Once you have had a kidney stone, there is greater likelihood of a recurrence, so it is very important to hydrate and to drink a minimum of eight to 10 glasses of water or replacement liquids each day. It is also very important to see a urologist immediately if you are experiencing pain. Kidney stones in older athletes appear to be common and extremely painful, and again, my mantra of “hydration, hydration, hydration” is extremely important.
Ask Dr. Rick
“Dear Dr. Rick: Lately, I’ve had pain when I roll over on my shoulder at night trying to sleep. This has been going on for about two months. Can you please tell me what this could be?” Thanks. – James H., Chesterfield, Mo.
James, what you’re describing most commonly occurs when there is either an impingement or damage to the rotator cuff.
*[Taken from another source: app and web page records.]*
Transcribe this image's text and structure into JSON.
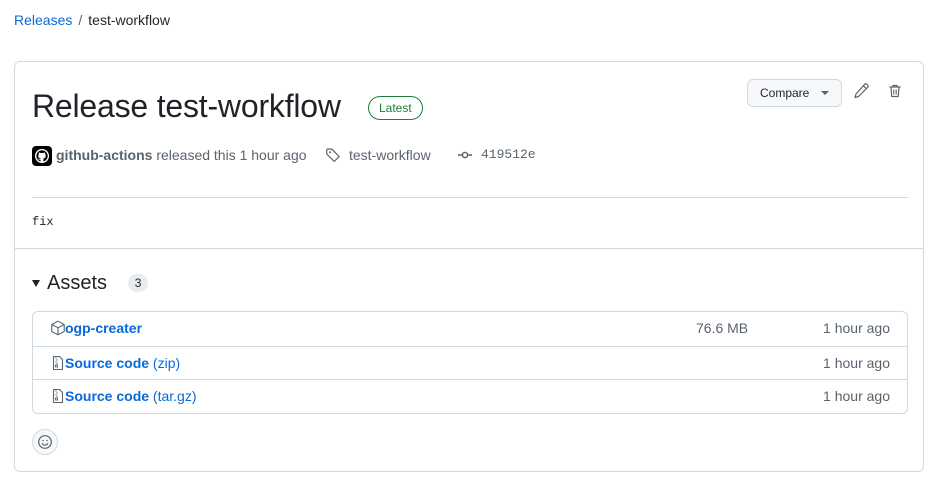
{
  "breadcrumb": {
    "parent": "Releases",
    "separator": "/",
    "current": "test-workflow"
  },
  "release": {
    "title": "Release test-workflow",
    "badge": "Latest",
    "actor": "github-actions",
    "action_text": "released this 1 hour ago",
    "tag": "test-workflow",
    "commit": "419512e",
    "notes": "fix"
  },
  "toolbar": {
    "compare_label": "Compare"
  },
  "assets": {
    "label": "Assets",
    "count": "3",
    "items": [
      {
        "name": "ogp-creater",
        "ext": "",
        "size": "76.6 MB",
        "time": "1 hour ago",
        "icon": "package-icon"
      },
      {
        "name": "Source code",
        "ext": "(zip)",
        "size": "",
        "time": "1 hour ago",
        "icon": "file-zip-icon"
      },
      {
        "name": "Source code",
        "ext": "(tar.gz)",
        "size": "",
        "time": "1 hour ago",
        "icon": "file-zip-icon"
      }
    ]
  },
  "colors": {
    "link": "#0969da",
    "success": "#1a7f37",
    "border": "#d1d9e0",
    "muted": "#59636e"
  }
}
Night pain is very common with shoulder problems, and if this has been going on for two months, you need to see your physician and explain to them that you are having night pain and pain whenever you roll over on your shoulder. You also need tell your physician if you are having pain during the day in your shoulder and what type of activities bother your shoulder. Go see your physician soon, and please keep us posted with your progress
“Dear Dr. Rick: When I wear high heels, I experience a great deal of pain in the front part of my knee. Do you have any idea what this could be?” – Lauren R., Ellisville, Mo.
Lauren, normally pain in the front part of the knee when wearing heels is caused by breakdown or some chondromalacia in the back of your kneecap. When you wear heels, pressure is increased in the front part of your knee, which causes patellofemoral overload and pain in the kneecap. I would tell you to begin wearing flat shoes, and if your pain does not resolve, you need to see your physician.
December Medical Tip: Hydrate, hydrate, hydrate!